> **PROBLEM REQUIREMENTS**
Write the following entries out again exactly, skipping each image.

==*==

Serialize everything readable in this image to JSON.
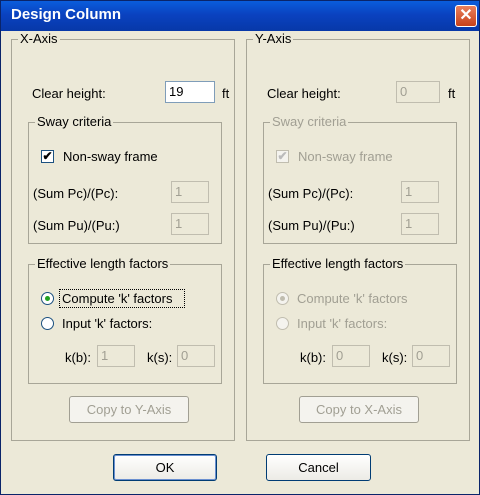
{
  "window": {
    "title": "Design Column",
    "close_icon": "close-icon"
  },
  "x_axis": {
    "legend": "X-Axis",
    "clear_height": {
      "label": "Clear height:",
      "value": "19",
      "unit": "ft"
    },
    "sway": {
      "legend": "Sway criteria",
      "non_sway_label": "Non-sway frame",
      "non_sway_checked": true,
      "sum_pc_label": "(Sum Pc)/(Pc):",
      "sum_pc_value": "1",
      "sum_pu_label": "(Sum Pu)/(Pu:)",
      "sum_pu_value": "1"
    },
    "elf": {
      "legend": "Effective length factors",
      "compute_label": "Compute 'k' factors",
      "input_label": "Input 'k' factors:",
      "selected": "compute",
      "kb_label": "k(b):",
      "kb_value": "1",
      "ks_label": "k(s):",
      "ks_value": "0"
    },
    "copy_label": "Copy to Y-Axis"
  },
  "y_axis": {
    "legend": "Y-Axis",
    "clear_height": {
      "label": "Clear height:",
      "value": "0",
      "unit": "ft"
    },
    "sway": {
      "legend": "Sway criteria",
      "non_sway_label": "Non-sway frame",
      "non_sway_checked": true,
      "sum_pc_label": "(Sum Pc)/(Pc):",
      "sum_pc_value": "1",
      "sum_pu_label": "(Sum Pu)/(Pu:)",
      "sum_pu_value": "1"
    },
    "elf": {
      "legend": "Effective length factors",
      "compute_label": "Compute 'k' factors",
      "input_label": "Input 'k' factors:",
      "selected": "compute",
      "kb_label": "k(b):",
      "kb_value": "0",
      "ks_label": "k(s):",
      "ks_value": "0"
    },
    "copy_label": "Copy to X-Axis"
  },
  "buttons": {
    "ok": "OK",
    "cancel": "Cancel"
  },
  "colors": {
    "titlebar": "#0a42c0",
    "dialog_bg": "#ece9d8",
    "disabled_text": "#a19f93"
  }
}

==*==

> **ANSWER TO THE PROBLEM**
Serialize everything readable in this image to JSON.
{
  "window": {
    "title": "Design Column",
    "close_icon": "close-icon"
  },
  "x_axis": {
    "legend": "X-Axis",
    "clear_height": {
      "label": "Clear height:",
      "value": "19",
      "unit": "ft"
    },
    "sway": {
      "legend": "Sway criteria",
      "non_sway_label": "Non-sway frame",
      "non_sway_checked": true,
      "sum_pc_label": "(Sum Pc)/(Pc):",
      "sum_pc_value": "1",
      "sum_pu_label": "(Sum Pu)/(Pu:)",
      "sum_pu_value": "1"
    },
    "elf": {
      "legend": "Effective length factors",
      "compute_label": "Compute 'k' factors",
      "input_label": "Input 'k' factors:",
      "selected": "compute",
      "kb_label": "k(b):",
      "kb_value": "1",
      "ks_label": "k(s):",
      "ks_value": "0"
    },
    "copy_label": "Copy to Y-Axis"
  },
  "y_axis": {
    "legend": "Y-Axis",
    "clear_height": {
      "label": "Clear height:",
      "value": "0",
      "unit": "ft"
    },
    "sway": {
      "legend": "Sway criteria",
      "non_sway_label": "Non-sway frame",
      "non_sway_checked": true,
      "sum_pc_label": "(Sum Pc)/(Pc):",
      "sum_pc_value": "1",
      "sum_pu_label": "(Sum Pu)/(Pu:)",
      "sum_pu_value": "1"
    },
    "elf": {
      "legend": "Effective length factors",
      "compute_label": "Compute 'k' factors",
      "input_label": "Input 'k' factors:",
      "selected": "compute",
      "kb_label": "k(b):",
      "kb_value": "0",
      "ks_label": "k(s):",
      "ks_value": "0"
    },
    "copy_label": "Copy to X-Axis"
  },
  "buttons": {
    "ok": "OK",
    "cancel": "Cancel"
  },
  "colors": {
    "titlebar": "#0a42c0",
    "dialog_bg": "#ece9d8",
    "disabled_text": "#a19f93"
  }
}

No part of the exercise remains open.